THIS week, we begin with “the bank,” said Manilabank, in Baguio.
Its presence in Baguio, as its owner told my father, was because Baguio, in the banking industry (of the 1970s), was simply a “prestige address.” I.e., you weren’t a bank if you didn’t have a Baguio branch, never mind that it lost money. Of course, these days, it’s different. Baguio has become profitable for banks, methinks, though without necessarily denting the “prestige address” thing.
Late Manilabank owner Vicente Puyat and me in late father were fraternity brothers and also quite close friends. So much so that when the former needed a raw land site for his then new “total town” concept and his own “Newtown” brand, he called up my father and asked him where he could possible put up a “Newtown” in Baguio. This is another long story. It ends up with an Ibaloy place called “Tili” being purchased by the former from the latter’s relatives. The now old “Newtown” is currently the Sta. Lucia development out there in Tuba.
Newtown Baguio was thus staked out in the early 1970s, and Uncle Teng and team were naturally in Baguio a lot, taking chopper rides with my dad over then Tili, and so on. Another story, for another day.
Today, the story is that Vicente “Teng” Puyat thus became an Apache in 1974. The Apaches are that Baguio club, okay. It has a good number of Upsilonians on its roster, too. Aside from the two aforementioned, there are Condring Bueno, Fernando Bautista, Jr., Cesar Salenga, Nonoy Villareal, Teddy Yabut, “uncles” all. One is a ninong to me, too. Guess who.
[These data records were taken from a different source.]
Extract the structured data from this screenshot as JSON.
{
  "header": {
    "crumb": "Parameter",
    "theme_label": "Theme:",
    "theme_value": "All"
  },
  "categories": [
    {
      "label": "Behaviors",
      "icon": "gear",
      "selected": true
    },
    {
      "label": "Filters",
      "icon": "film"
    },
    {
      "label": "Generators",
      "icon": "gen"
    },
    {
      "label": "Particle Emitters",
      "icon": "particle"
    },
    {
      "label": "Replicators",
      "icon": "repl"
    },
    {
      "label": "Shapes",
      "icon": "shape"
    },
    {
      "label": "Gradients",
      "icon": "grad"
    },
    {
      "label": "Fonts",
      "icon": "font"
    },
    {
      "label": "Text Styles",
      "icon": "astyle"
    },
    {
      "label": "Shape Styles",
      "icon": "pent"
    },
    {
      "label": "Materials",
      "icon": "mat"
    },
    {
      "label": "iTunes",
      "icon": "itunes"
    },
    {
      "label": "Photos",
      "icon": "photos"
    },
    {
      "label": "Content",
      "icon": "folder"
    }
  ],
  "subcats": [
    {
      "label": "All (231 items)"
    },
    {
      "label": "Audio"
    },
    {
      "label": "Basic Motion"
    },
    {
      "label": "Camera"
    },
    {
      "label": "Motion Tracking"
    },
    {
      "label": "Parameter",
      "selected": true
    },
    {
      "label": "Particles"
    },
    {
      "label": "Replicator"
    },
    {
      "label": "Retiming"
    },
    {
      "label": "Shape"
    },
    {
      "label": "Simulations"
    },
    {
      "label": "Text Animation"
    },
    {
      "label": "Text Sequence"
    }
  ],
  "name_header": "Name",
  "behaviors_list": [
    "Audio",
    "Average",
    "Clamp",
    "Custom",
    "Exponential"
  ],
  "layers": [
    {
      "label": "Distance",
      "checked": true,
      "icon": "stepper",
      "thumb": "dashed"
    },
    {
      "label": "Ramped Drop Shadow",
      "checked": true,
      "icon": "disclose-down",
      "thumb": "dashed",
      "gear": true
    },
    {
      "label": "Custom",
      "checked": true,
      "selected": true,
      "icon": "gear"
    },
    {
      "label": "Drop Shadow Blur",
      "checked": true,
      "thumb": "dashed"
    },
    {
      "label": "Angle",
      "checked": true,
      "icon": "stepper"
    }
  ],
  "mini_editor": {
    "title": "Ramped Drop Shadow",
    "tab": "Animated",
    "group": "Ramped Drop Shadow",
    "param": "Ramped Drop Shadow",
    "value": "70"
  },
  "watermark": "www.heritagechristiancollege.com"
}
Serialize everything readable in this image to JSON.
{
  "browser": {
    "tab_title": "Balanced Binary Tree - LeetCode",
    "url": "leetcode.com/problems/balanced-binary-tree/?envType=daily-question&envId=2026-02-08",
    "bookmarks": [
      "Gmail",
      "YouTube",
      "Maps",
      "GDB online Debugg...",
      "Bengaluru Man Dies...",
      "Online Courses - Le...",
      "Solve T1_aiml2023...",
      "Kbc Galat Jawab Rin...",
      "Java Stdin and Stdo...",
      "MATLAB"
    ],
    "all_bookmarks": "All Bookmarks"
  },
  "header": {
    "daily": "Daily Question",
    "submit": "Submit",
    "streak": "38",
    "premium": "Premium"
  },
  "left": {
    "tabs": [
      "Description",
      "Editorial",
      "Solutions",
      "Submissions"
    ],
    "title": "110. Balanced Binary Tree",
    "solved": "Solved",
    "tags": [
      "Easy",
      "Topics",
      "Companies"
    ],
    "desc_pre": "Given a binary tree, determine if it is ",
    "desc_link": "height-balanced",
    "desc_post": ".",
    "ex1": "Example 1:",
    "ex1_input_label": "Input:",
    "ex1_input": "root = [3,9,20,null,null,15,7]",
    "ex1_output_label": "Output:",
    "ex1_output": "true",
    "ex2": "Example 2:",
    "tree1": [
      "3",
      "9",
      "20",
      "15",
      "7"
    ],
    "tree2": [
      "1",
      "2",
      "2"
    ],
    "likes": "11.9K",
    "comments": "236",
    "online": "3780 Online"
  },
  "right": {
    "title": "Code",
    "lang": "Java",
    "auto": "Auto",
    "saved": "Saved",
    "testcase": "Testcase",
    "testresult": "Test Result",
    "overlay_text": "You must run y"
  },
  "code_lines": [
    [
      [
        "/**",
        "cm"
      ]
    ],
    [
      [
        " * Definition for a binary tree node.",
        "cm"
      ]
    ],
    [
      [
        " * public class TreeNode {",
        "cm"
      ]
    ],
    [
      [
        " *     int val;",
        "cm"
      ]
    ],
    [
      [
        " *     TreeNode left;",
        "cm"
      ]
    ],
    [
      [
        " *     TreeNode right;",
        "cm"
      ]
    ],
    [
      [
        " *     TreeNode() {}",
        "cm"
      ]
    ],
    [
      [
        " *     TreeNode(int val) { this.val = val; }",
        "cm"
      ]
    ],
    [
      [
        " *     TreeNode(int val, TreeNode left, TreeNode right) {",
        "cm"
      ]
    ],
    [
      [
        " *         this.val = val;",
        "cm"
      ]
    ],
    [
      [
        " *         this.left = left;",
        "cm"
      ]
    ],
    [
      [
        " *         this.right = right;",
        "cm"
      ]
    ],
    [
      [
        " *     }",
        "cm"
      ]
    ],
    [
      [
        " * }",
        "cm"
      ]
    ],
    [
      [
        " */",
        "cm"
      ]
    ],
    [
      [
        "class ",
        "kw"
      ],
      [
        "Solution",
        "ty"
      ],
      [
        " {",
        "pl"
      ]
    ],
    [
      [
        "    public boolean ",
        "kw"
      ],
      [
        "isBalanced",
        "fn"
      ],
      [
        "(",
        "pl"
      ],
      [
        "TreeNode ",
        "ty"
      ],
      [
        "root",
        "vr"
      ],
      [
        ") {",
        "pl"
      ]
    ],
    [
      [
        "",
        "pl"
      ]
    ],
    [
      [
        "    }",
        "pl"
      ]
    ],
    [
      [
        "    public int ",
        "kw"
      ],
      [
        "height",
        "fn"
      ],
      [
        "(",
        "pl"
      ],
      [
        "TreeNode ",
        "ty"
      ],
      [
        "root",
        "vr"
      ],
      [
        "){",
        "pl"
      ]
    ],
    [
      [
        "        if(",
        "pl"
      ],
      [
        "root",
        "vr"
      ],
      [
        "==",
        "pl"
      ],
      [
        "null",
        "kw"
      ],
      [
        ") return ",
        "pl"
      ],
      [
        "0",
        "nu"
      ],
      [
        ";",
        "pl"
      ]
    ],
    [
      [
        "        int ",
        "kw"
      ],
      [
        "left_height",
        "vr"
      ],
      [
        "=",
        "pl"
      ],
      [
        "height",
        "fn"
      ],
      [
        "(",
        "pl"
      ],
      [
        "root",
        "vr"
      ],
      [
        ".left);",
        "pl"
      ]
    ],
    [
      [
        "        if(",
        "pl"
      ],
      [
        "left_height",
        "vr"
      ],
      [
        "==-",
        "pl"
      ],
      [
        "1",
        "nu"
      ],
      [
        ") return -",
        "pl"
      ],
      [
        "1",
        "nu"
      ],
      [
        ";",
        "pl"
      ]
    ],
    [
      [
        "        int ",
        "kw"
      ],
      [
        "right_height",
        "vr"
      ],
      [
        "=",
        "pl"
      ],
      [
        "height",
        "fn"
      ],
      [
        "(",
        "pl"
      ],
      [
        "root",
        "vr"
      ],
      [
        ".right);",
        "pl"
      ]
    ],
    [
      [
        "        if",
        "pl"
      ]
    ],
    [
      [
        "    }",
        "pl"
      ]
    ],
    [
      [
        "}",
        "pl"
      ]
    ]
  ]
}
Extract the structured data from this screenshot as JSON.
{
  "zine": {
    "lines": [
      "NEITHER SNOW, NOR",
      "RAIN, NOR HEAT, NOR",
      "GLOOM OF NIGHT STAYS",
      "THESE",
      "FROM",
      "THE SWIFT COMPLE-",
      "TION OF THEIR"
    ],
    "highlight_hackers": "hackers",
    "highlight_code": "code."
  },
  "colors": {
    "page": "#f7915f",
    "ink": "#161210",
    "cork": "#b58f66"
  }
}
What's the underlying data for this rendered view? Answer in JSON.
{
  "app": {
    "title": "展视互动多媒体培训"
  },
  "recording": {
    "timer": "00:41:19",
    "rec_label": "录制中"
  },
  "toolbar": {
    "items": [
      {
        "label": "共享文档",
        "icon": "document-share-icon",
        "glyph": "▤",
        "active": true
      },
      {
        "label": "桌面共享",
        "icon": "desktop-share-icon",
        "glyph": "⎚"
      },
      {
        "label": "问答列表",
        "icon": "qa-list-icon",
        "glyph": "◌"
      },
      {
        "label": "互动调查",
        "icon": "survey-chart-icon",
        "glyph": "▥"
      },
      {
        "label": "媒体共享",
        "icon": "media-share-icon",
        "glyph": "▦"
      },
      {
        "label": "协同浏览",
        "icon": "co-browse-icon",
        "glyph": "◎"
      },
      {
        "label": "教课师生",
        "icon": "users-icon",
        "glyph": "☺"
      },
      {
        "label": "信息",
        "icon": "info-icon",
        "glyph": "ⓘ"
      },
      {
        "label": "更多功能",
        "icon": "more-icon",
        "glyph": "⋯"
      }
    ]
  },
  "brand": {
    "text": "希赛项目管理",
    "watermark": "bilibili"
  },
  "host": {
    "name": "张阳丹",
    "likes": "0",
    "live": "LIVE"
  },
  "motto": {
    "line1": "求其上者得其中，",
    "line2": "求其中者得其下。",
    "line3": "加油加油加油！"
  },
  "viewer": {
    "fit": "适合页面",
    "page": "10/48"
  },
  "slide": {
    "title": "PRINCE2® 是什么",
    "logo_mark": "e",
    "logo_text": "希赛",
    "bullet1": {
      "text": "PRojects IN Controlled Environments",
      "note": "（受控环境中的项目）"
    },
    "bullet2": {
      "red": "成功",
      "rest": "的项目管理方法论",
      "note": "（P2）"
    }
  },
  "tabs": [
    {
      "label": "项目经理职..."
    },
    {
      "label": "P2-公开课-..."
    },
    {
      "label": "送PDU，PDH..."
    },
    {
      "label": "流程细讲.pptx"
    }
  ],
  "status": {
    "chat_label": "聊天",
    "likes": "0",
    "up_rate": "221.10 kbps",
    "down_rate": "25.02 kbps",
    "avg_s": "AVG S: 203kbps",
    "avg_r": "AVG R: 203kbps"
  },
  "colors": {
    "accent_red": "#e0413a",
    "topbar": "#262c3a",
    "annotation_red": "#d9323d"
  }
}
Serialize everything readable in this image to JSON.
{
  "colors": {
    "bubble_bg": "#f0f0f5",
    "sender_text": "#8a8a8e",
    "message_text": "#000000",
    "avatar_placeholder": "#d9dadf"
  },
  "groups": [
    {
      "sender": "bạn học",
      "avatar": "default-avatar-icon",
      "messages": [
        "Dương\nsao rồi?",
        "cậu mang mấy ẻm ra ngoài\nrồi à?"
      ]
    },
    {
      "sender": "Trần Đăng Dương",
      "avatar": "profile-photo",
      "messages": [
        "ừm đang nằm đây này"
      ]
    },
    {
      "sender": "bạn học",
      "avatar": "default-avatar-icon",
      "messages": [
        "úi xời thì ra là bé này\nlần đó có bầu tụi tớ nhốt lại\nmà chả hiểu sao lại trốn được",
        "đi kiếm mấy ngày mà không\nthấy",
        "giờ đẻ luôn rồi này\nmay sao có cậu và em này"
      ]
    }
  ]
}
Anyway, as this piece goes to bed, the Apaches are -- under the very experienced aegis of Chief Rudz Paraan -- celebrating the year’s end with the annual thanksgiving lunch and annual Bonfire.
Of which I have written much, and of the whole “Apache Season,” actually, in a much-published piece called exactly that: “Apache Season.” It has been serialized a number of times in my weekly columns which have run since 1999, in the 2008 Baguio Yearbook published by cousin Jack, and in an anthology titled Baguio: Precious Memories, published and launched by another Apache family (that of Upsilonian Leonides Bautista and wife Aurora) in 2014.
The year Uncle Teng was accepted, he had to be paddled standing up because he was too inebriated to crawl between the Apache legs. Of that year, I wrote about the famous Bonfire fireball:
“Aahh, the fireball. This was a piece of art to look forward to. It signaled the start of bonfire activities. It was set up by a disembodied voice speaking into the darkness: ‘Let us all stand for a one minute of silence for our dear and departed brothers.’ Everyone then stood and said a quiet prayer. When the minute was up, the disembodied voice said, ‘Let there be light!’ On cue, a fireball came hurtling down from nowhere, to land smack in the middle of a pile of firewood, talaksan, and lit it up, causing a giant blaze and a sense of wonder: How’d they do that?!
“The best fireball I ever saw was the one that hurtled down when we were at San Carlos Heights. Courtesy of my brother Matt and one Dado Pascua, it came from sooo high up that it really looked like a fireball from the sky!”
Next week, we start with “a fireball from the sky,” even as this column wishes one and all the best of the holiday season and the happiest incoming New Year. To 2017 as to 2018, a toast. Salud, everyone!